Exercise directions:
Go over the records and copy every line with the string "path".

Data:
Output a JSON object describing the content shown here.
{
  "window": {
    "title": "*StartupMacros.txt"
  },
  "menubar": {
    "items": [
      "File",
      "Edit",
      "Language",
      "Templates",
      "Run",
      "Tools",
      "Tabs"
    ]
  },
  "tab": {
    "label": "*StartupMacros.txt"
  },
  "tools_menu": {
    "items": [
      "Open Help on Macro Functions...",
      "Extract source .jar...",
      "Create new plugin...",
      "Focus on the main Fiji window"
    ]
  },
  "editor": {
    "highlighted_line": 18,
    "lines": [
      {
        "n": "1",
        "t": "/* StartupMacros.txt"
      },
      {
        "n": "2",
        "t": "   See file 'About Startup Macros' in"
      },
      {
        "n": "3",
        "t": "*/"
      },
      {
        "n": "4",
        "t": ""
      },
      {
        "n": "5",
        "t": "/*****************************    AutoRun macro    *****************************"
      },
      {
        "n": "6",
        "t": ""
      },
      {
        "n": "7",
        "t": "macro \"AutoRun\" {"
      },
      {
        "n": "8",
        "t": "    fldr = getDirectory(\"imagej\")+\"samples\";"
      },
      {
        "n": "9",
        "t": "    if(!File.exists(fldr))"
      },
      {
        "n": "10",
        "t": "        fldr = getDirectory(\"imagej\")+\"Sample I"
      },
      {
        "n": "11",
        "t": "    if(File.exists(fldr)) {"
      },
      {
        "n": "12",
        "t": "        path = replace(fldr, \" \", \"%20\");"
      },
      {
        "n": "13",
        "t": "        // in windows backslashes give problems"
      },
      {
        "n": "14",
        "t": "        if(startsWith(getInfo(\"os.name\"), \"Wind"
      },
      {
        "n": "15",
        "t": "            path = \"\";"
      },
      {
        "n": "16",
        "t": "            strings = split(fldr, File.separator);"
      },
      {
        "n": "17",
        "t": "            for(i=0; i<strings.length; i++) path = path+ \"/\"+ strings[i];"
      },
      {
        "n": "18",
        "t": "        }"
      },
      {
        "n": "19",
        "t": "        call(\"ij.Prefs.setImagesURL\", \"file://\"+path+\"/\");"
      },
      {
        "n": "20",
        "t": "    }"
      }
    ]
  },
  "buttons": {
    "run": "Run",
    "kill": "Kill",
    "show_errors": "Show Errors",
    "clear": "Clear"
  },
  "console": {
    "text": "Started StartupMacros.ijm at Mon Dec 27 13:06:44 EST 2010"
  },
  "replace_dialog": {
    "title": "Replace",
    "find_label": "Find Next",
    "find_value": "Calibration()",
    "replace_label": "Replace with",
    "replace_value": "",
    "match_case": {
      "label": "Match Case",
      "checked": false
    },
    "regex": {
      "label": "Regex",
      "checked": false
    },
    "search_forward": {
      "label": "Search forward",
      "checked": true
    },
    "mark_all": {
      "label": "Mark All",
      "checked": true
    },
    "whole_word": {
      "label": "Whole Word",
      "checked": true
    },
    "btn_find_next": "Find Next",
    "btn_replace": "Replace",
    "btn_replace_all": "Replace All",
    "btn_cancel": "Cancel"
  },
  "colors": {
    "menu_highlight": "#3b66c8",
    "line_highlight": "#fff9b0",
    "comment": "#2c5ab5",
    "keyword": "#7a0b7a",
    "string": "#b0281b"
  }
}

Output for this task:
        "t": "        path = replace(fldr, \" \", \"%20\");"
        "t": "            path = \"\";"
        "t": "            for(i=0; i<strings.length; i++) path = path+ \"/\"+ strings[i];"
        "t": "        call(\"ij.Prefs.setImagesURL\", \"file://\"+path+\"/\");"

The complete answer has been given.